## Action item
Your result should be the lines holding the word "handle", copied from the entries below.

## Source data
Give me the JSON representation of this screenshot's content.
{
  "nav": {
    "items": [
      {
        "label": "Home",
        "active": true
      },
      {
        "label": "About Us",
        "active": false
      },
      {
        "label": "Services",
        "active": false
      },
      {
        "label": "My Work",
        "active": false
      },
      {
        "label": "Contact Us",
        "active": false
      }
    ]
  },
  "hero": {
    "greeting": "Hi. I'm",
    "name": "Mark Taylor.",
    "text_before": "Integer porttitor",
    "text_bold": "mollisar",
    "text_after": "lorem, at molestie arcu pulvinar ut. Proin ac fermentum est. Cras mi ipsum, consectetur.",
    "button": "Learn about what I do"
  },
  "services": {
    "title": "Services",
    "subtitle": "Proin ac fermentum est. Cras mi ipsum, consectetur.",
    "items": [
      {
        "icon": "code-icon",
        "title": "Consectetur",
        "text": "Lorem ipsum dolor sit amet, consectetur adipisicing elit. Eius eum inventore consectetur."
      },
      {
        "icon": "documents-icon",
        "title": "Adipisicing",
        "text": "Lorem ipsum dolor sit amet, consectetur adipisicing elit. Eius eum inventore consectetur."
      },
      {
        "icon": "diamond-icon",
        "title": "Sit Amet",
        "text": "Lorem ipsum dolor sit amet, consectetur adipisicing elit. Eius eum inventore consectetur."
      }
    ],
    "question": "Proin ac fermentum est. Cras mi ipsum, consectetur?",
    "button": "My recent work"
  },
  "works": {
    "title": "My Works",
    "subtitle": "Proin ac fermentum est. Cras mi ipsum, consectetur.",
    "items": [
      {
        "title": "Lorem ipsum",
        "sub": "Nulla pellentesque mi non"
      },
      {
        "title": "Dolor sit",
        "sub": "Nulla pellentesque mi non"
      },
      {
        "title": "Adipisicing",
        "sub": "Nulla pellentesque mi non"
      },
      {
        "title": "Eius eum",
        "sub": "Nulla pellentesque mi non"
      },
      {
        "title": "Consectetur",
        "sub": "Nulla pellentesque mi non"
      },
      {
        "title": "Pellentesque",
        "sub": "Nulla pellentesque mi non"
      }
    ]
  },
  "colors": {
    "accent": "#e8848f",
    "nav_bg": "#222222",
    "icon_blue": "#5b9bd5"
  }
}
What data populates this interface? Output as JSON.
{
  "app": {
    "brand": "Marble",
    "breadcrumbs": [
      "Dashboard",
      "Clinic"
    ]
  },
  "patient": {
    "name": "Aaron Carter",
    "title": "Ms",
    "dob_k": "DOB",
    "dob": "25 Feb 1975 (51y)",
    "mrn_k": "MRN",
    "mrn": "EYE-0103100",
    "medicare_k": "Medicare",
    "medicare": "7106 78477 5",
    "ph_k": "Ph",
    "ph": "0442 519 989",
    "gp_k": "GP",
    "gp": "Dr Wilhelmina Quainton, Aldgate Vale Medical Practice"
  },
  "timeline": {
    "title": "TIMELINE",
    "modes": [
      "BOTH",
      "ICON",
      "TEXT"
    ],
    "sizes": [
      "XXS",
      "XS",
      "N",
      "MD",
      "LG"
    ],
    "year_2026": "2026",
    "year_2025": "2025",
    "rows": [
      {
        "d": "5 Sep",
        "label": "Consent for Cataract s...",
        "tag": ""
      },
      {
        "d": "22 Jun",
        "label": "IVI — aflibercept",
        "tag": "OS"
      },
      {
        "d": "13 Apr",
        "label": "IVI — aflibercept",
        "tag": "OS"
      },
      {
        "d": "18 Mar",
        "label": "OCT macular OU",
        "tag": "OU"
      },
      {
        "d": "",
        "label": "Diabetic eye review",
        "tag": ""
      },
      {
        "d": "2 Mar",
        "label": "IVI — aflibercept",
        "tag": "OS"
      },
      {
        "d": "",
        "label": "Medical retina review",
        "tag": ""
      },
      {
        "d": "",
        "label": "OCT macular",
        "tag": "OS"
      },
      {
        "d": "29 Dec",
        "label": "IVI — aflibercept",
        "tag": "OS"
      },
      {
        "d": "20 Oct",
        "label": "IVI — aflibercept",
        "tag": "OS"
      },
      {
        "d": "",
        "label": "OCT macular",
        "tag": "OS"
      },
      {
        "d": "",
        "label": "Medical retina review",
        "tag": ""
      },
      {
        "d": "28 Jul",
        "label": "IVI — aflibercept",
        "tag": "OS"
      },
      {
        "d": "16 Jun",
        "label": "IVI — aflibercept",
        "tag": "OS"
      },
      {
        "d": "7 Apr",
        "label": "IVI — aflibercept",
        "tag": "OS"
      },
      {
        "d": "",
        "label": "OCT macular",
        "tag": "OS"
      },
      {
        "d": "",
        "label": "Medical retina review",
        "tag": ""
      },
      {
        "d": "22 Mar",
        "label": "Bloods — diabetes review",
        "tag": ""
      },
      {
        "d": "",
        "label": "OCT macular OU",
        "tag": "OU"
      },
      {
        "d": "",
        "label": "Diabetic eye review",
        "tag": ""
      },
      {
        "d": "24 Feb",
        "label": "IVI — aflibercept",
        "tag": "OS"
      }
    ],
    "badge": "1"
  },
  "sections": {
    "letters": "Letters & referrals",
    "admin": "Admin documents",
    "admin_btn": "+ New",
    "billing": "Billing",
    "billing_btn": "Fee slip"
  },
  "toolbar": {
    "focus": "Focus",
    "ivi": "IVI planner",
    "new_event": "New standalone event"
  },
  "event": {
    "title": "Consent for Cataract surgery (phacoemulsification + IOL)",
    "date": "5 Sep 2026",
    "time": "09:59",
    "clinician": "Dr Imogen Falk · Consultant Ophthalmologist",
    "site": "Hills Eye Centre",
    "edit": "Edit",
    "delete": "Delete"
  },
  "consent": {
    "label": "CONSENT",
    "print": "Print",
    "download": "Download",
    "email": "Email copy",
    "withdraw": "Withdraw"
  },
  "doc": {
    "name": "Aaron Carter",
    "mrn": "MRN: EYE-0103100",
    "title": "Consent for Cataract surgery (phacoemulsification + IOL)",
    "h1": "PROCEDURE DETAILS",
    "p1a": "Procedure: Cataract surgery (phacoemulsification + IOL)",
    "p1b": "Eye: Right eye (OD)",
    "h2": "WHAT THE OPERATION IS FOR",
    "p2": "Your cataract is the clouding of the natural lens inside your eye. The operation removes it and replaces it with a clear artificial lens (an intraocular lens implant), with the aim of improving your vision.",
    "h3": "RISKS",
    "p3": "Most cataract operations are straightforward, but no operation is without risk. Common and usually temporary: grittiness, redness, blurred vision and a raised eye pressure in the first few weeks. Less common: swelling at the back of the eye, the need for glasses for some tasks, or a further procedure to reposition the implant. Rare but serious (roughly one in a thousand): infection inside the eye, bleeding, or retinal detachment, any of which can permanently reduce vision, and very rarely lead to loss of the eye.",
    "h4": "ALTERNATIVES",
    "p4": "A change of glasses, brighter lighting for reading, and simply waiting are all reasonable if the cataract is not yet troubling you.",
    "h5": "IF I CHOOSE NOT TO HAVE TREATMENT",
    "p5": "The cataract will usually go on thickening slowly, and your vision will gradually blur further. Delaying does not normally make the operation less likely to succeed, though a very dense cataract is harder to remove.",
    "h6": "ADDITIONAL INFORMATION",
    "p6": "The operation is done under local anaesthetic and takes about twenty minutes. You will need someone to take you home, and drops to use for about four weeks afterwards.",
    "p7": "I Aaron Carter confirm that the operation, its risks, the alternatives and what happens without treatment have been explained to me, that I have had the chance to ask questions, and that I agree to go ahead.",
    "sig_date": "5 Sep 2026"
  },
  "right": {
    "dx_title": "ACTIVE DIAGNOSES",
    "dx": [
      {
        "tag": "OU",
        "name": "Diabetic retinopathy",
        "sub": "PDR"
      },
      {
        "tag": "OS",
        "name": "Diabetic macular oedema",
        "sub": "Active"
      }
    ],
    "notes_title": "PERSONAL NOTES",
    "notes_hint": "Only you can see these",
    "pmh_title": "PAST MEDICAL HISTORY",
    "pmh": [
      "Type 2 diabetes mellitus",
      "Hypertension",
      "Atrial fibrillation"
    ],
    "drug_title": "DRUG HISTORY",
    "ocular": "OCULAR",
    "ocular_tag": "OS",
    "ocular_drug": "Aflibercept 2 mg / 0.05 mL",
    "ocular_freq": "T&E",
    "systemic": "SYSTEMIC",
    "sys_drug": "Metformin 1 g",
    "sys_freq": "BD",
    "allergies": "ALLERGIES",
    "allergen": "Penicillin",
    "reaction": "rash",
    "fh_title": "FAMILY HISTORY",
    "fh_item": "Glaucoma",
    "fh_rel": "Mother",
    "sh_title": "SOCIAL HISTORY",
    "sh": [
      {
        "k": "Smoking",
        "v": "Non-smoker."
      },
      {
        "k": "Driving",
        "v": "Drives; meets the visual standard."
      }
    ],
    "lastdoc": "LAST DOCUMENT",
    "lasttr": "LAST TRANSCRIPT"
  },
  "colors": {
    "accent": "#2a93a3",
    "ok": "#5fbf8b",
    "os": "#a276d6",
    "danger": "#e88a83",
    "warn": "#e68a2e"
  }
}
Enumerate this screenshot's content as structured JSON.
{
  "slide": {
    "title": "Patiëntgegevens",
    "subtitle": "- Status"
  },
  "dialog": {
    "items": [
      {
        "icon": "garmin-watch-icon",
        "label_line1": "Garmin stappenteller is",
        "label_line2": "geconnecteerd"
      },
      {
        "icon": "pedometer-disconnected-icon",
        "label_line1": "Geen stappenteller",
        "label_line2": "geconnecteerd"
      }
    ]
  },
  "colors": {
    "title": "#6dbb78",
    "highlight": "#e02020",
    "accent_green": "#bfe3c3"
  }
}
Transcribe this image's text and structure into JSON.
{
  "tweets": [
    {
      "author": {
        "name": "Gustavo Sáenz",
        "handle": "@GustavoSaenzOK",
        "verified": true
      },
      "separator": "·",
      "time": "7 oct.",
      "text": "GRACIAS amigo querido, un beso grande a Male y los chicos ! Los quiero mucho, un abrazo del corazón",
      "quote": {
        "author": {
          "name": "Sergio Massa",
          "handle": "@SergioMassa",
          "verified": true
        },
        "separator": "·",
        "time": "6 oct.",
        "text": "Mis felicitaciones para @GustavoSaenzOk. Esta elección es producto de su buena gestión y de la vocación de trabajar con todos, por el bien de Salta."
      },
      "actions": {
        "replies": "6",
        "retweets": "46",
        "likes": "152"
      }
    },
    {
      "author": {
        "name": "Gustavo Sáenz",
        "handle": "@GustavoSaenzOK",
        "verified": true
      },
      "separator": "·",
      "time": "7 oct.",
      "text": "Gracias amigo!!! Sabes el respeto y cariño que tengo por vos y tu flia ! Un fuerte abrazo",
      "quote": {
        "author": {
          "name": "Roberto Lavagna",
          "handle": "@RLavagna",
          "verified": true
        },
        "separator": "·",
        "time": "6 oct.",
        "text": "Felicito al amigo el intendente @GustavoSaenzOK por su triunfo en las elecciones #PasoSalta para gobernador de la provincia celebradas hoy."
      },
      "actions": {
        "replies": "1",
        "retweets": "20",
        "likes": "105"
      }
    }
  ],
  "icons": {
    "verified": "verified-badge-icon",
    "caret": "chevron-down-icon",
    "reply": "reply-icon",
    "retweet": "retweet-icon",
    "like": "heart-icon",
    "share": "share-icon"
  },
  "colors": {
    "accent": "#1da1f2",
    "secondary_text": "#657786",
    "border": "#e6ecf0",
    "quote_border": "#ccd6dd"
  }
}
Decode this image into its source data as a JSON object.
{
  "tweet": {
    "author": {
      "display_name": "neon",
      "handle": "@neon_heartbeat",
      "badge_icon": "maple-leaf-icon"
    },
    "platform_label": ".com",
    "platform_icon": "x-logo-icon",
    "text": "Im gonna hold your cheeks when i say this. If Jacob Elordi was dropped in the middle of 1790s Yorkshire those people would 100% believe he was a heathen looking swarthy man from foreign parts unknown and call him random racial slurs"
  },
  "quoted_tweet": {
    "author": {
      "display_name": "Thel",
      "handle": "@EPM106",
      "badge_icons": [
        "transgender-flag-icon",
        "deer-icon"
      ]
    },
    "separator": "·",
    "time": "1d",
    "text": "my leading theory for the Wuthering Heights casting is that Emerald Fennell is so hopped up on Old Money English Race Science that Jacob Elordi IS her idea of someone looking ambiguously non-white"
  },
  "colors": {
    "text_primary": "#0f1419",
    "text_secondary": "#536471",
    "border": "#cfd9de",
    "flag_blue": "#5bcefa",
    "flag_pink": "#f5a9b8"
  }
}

## Reply to the exercise
        "handle": "@GustavoSaenzOK",
          "handle": "@SergioMassa",
        "handle": "@GustavoSaenzOK",
          "handle": "@RLavagna",
      "handle": "@neon_heartbeat",
      "handle": "@EPM106",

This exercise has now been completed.